____ Data extract

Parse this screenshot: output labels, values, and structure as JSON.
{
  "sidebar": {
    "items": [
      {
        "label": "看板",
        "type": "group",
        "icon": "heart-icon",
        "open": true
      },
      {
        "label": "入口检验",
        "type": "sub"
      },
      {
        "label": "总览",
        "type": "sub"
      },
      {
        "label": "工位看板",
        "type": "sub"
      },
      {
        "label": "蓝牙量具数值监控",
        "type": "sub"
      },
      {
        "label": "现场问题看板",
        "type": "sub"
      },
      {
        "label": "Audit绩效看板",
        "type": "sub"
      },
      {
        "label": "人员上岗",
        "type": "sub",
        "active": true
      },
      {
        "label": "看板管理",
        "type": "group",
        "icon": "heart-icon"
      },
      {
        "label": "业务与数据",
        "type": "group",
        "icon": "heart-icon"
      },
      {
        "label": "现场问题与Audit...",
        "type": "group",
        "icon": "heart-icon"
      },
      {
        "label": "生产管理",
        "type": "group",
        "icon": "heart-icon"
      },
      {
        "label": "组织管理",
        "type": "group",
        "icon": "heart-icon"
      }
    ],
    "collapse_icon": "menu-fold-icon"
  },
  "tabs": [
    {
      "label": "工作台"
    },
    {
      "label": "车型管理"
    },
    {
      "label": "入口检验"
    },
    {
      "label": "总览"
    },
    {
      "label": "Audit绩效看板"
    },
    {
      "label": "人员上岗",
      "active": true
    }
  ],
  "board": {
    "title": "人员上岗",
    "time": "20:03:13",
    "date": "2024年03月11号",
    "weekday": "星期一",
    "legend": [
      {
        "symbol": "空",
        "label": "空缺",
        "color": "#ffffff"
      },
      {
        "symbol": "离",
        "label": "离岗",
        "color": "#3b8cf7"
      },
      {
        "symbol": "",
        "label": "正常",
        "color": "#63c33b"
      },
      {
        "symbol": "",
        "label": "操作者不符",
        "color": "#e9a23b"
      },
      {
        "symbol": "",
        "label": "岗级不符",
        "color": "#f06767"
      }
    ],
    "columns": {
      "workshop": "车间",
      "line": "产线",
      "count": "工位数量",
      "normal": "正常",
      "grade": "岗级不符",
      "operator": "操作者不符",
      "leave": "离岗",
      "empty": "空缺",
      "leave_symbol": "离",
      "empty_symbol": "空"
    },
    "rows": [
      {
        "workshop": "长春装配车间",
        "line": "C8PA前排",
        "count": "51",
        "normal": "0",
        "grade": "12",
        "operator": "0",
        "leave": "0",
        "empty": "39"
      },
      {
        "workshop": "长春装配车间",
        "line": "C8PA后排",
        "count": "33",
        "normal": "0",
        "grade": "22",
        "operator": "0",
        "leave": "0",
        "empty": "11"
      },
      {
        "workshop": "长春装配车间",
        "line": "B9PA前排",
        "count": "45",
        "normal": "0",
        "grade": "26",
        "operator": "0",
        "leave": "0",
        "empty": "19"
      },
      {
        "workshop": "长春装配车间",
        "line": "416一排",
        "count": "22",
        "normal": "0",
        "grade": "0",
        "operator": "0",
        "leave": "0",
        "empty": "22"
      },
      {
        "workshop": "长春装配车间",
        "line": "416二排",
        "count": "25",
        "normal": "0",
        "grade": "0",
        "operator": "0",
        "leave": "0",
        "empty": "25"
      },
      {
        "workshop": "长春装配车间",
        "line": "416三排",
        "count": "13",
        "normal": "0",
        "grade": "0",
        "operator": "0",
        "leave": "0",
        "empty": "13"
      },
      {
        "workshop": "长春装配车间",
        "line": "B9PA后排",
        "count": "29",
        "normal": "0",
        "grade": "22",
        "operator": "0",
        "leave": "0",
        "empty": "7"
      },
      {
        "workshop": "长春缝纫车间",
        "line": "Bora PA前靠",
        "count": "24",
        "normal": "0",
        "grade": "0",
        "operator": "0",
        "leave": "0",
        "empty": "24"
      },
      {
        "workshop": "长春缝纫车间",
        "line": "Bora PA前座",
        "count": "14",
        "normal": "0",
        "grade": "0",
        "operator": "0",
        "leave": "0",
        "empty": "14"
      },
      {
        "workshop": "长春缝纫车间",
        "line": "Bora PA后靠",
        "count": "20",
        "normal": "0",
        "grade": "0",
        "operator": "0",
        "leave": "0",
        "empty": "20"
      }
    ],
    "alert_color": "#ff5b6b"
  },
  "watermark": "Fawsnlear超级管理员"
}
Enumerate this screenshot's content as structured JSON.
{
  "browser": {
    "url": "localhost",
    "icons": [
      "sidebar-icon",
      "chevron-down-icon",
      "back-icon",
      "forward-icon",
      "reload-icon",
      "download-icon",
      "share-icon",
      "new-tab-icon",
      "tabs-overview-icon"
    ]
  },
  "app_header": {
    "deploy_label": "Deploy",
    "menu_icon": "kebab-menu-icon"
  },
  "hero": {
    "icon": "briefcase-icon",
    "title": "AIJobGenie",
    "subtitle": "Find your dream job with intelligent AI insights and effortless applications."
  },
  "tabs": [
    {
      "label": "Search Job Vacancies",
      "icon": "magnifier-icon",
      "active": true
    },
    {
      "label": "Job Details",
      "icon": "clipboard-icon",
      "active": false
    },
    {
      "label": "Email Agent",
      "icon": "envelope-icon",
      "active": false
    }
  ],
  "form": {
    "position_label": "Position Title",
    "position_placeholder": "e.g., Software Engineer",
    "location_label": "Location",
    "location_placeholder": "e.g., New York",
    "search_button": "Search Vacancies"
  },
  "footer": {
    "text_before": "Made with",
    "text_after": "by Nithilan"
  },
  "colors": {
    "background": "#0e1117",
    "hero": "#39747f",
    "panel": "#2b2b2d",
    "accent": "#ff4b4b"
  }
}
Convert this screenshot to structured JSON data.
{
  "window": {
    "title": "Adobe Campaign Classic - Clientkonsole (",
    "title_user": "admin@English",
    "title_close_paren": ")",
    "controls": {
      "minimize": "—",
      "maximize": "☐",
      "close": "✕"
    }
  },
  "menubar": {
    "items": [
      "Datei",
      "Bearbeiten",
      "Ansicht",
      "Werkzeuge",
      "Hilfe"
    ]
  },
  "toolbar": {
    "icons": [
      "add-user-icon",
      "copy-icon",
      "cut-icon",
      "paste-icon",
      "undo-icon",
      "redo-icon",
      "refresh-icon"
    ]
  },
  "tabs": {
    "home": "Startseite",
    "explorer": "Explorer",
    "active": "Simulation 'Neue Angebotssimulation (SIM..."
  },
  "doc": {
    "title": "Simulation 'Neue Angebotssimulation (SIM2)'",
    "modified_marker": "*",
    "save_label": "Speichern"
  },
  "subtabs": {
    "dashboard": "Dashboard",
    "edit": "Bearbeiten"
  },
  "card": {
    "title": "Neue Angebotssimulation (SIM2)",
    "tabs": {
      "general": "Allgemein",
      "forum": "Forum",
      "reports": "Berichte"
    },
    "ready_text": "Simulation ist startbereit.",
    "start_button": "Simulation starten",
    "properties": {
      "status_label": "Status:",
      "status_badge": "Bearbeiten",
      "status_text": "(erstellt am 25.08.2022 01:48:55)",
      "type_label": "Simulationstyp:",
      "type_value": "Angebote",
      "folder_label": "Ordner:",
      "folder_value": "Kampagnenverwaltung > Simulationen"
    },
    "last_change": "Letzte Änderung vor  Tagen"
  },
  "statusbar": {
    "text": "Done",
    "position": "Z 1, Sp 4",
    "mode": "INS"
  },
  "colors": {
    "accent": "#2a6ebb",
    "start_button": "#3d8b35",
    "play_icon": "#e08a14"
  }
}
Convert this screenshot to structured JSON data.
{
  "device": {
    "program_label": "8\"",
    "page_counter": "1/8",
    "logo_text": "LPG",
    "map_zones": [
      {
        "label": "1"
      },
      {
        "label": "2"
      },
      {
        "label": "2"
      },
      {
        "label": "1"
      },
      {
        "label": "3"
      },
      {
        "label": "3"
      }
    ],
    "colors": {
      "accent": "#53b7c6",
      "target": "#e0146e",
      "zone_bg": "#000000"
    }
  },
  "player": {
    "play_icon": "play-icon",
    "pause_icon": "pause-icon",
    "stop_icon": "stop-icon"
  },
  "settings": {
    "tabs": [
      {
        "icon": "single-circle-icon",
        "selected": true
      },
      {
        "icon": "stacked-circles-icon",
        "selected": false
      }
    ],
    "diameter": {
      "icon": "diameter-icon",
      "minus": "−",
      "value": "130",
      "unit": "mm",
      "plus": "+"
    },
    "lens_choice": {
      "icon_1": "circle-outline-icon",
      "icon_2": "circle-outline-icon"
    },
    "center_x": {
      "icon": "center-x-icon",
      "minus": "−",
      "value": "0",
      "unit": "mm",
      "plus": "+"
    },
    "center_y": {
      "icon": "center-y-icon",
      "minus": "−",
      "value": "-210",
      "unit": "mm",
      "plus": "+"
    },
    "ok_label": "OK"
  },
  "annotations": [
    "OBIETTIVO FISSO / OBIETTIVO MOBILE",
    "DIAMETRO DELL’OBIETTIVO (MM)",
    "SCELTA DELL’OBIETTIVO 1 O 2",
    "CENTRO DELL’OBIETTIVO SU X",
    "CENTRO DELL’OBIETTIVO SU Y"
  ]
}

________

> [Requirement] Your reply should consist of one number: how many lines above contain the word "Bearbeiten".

> [Expected output] 3